Now that I have found dairy free chocolate and cocoa powder, I LOVE making all things chocolate. I have been messing around for the past week with a fudge recipe. Making things like fudge can be a little tricky. Usually they call for cream or milk, which thicken when you cook them. It’s the casein protein that does that and that is one of the milk proteins that I’m allergic to. So, it becomes a challenge to get the right proportions and tinker with ingredients to get the right thickness and texture.
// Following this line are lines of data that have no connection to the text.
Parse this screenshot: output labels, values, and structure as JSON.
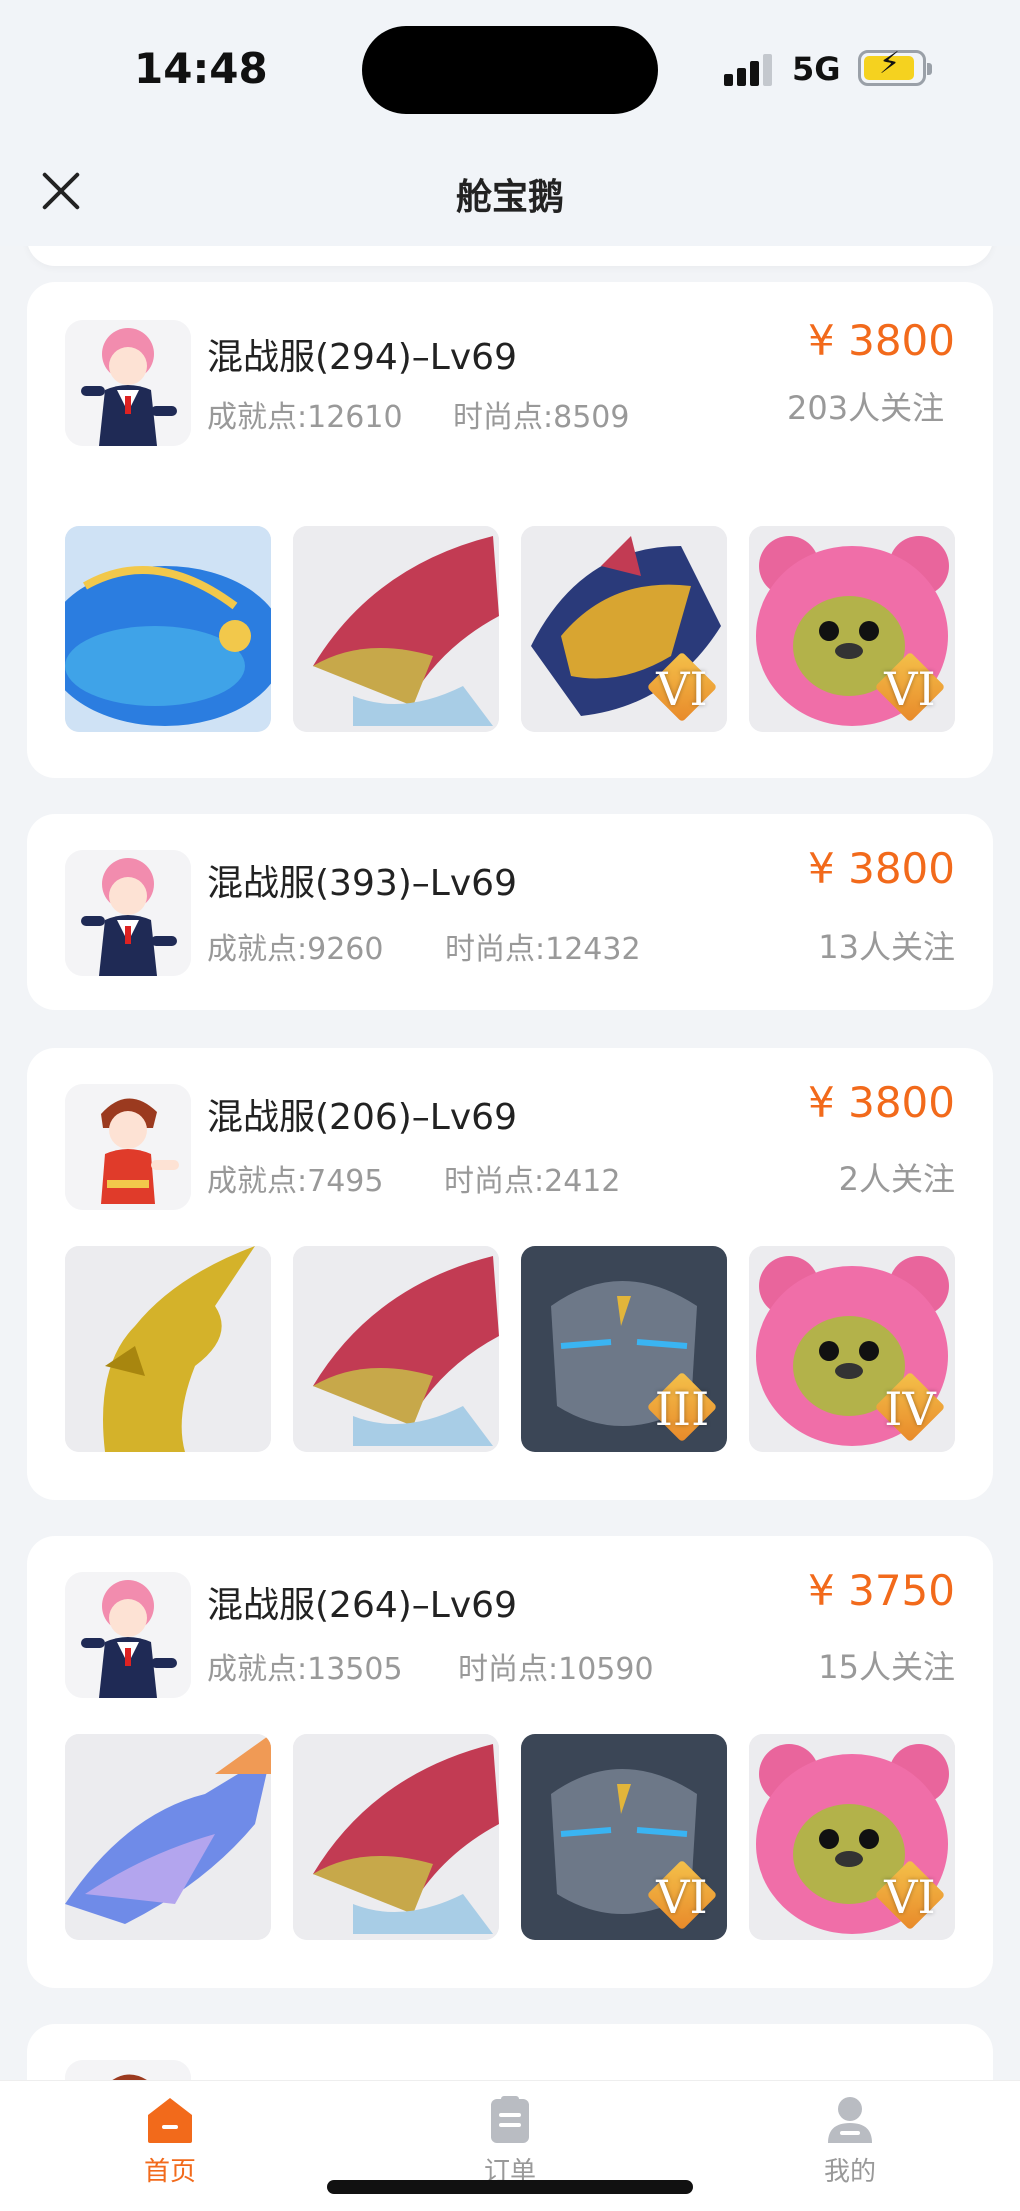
{
  "status_bar": {
    "time": "14:48",
    "network": "5G"
  },
  "header": {
    "title": "舱宝鹅"
  },
  "colors": {
    "accent": "#f26a1b",
    "muted": "#999999",
    "background": "#f2f4f7"
  },
  "listings": [
    {
      "name": "混战服(294)–Lv69",
      "achievement": "成就点:12610",
      "fashion": "时尚点:8509",
      "price": "¥ 3800",
      "followers": "203人关注",
      "items": [
        {
          "icon": "whale-mount-icon",
          "badge": ""
        },
        {
          "icon": "red-dragon-icon",
          "badge": ""
        },
        {
          "icon": "gold-dragon-icon",
          "badge": "VI"
        },
        {
          "icon": "pink-bear-icon",
          "badge": "VI"
        }
      ]
    },
    {
      "name": "混战服(393)–Lv69",
      "achievement": "成就点:9260",
      "fashion": "时尚点:12432",
      "price": "¥ 3800",
      "followers": "13人关注",
      "items": []
    },
    {
      "name": "混战服(206)–Lv69",
      "achievement": "成就点:7495",
      "fashion": "时尚点:2412",
      "price": "¥ 3800",
      "followers": "2人关注",
      "items": [
        {
          "icon": "golden-phoenix-icon",
          "badge": ""
        },
        {
          "icon": "red-dragon-icon",
          "badge": ""
        },
        {
          "icon": "stone-golem-icon",
          "badge": "III"
        },
        {
          "icon": "pink-bear-icon",
          "badge": "IV"
        }
      ]
    },
    {
      "name": "混战服(264)–Lv69",
      "achievement": "成就点:13505",
      "fashion": "时尚点:10590",
      "price": "¥ 3750",
      "followers": "15人关注",
      "items": [
        {
          "icon": "ice-dragon-icon",
          "badge": ""
        },
        {
          "icon": "red-dragon-icon",
          "badge": ""
        },
        {
          "icon": "stone-golem-icon",
          "badge": "VI"
        },
        {
          "icon": "pink-bear-icon",
          "badge": "VI"
        }
      ]
    }
  ],
  "tabbar": {
    "home": "首页",
    "orders": "订单",
    "mine": "我的"
  }
}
I almost had the fudge right the first time. Unfortunately, I didn’t cook it long enough. I put it back on the stove and got it a little thicker. I thought that was it, but it was still too loose. I put it back in the pot a third time (that 3rd time was NOT a charm) and I got distracted and over cooked it. The second time wasn’t any better. I over cooked it right from the get go. UGH! It turned into chocolate sugar. Kind of like maple sugar candy, but not nearly as good. I was really quite frustrated. Every time I bumped the candy thermometer, the temp would drop. I probably should have used a smaller pot so the thermometer would have been deeper in the mixture. I really wanted to do it the old fashioned way, but I wanted a recipe to share with you all AND it was becoming a real waste of chocolate. The dairy free chocolate is not cheap. It’s about $3.49 for a 3 oz. bar.  
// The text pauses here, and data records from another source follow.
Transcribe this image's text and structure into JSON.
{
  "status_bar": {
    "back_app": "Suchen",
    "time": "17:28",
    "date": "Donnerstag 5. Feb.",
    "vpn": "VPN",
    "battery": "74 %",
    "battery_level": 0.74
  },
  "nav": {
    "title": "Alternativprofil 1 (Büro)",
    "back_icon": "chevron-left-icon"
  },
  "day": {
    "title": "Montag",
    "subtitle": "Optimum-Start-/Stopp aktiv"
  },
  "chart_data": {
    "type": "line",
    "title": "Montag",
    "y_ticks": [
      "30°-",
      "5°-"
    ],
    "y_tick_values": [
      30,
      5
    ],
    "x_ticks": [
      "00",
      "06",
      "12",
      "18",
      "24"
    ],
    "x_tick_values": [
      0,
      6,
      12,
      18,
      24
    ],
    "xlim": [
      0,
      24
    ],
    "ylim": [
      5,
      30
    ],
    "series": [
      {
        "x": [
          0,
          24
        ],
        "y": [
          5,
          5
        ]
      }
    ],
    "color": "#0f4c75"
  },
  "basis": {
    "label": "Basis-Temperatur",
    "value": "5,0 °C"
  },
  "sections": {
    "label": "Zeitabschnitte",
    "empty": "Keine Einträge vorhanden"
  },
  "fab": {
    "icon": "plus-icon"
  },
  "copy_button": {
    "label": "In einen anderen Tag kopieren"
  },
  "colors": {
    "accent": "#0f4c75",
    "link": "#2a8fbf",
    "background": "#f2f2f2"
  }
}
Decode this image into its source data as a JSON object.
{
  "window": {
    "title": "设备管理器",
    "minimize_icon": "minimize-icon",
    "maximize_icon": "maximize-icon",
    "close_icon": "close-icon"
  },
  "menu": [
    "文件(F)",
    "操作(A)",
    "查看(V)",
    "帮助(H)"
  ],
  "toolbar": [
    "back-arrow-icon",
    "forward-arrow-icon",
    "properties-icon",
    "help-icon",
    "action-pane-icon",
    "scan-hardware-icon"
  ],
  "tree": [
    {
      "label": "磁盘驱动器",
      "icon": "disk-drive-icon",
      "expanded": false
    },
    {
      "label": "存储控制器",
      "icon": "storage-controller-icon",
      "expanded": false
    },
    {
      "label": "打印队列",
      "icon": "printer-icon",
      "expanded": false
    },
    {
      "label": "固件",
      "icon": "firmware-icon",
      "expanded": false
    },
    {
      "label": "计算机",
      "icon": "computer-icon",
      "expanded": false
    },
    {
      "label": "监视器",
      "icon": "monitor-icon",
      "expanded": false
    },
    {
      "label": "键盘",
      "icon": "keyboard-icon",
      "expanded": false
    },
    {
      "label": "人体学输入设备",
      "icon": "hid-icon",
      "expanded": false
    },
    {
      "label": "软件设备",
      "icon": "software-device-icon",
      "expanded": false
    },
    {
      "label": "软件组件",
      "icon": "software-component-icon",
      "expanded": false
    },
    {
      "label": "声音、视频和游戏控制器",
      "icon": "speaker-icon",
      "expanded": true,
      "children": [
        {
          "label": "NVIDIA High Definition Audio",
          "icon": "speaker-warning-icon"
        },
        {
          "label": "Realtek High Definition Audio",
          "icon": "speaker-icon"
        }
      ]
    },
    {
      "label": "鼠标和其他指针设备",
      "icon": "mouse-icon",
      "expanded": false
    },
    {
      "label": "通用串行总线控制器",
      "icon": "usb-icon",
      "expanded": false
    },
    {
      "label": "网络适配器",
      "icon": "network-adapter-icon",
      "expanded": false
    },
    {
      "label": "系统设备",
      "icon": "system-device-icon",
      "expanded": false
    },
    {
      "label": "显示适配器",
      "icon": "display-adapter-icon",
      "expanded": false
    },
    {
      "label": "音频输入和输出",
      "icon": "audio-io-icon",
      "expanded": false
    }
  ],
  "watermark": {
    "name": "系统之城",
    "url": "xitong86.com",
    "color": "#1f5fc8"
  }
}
Anyway, I decided to go with using marshmallow cream for my 3rd try. It worked! I ended up with a rich, smooth, melt in your mouth fudge. Maddie, my daughter, gave it immediate two thumbs up. I gave her the spoon and some scrapings from the pot right after I poured it and she said, “This is GOOD! I like this”. She promptly ate it all and wore the fudge proudly on her face. I hope you enjoy this recipe as much as we do.

This recipe was adapted from the Kraft Jet-Puffed Marshmallow Crème Fantasy Fudge recipe.

In this recipe, I used SO Delicious Dairy Free Original Coconut Milk Creamer in place of evaporated milk.

3 scant cups of granulated sugar
¾ cup Fleischmann’s Unsalted Margarine Sticks
4.5 oz or a scant ⅔ cup SO Delicious Dairy Free Original Coconut Milk Creamer
4 3oz dairy free dark chocolate (I used Dark Chocolate Dream – Pure Dark)
7 oz jar of marshmallow crème (I used Kraft Jet –Puffed)
1 tsp vanilla extract
1 tsp coffee extract
2 tbsp black onyx cocoa powder (or Dutch cocoa powder if that’s what you have)
A pinch of kosher salt
1 cup chopped walnuts, toasted (optional)

·      Line an 8 or 9-inch square pan with foil or parchment paper with the ends extending past the sides of the pan. Lightly grease with margarine or cooking spray.
·      In a 3-qt pot, stirring constantly bring the sugar, margarine, coconut milk, and salt to a rolling boil over medium heat.
·      Cook for 4 minutes or until the candy thermometer reaches 234F (soft ball stage).
·      Immediately remove from heat.
·      Stir in the chocolate, marshmallow crème and cocoa powder until melted.
·      Add vanilla and coffee extracts and nuts if you’re adding them.
·      Pour into the prepared pan.
·      Cool completely.

    *Note: The fudge is even better IF you can let it sit for a day or two.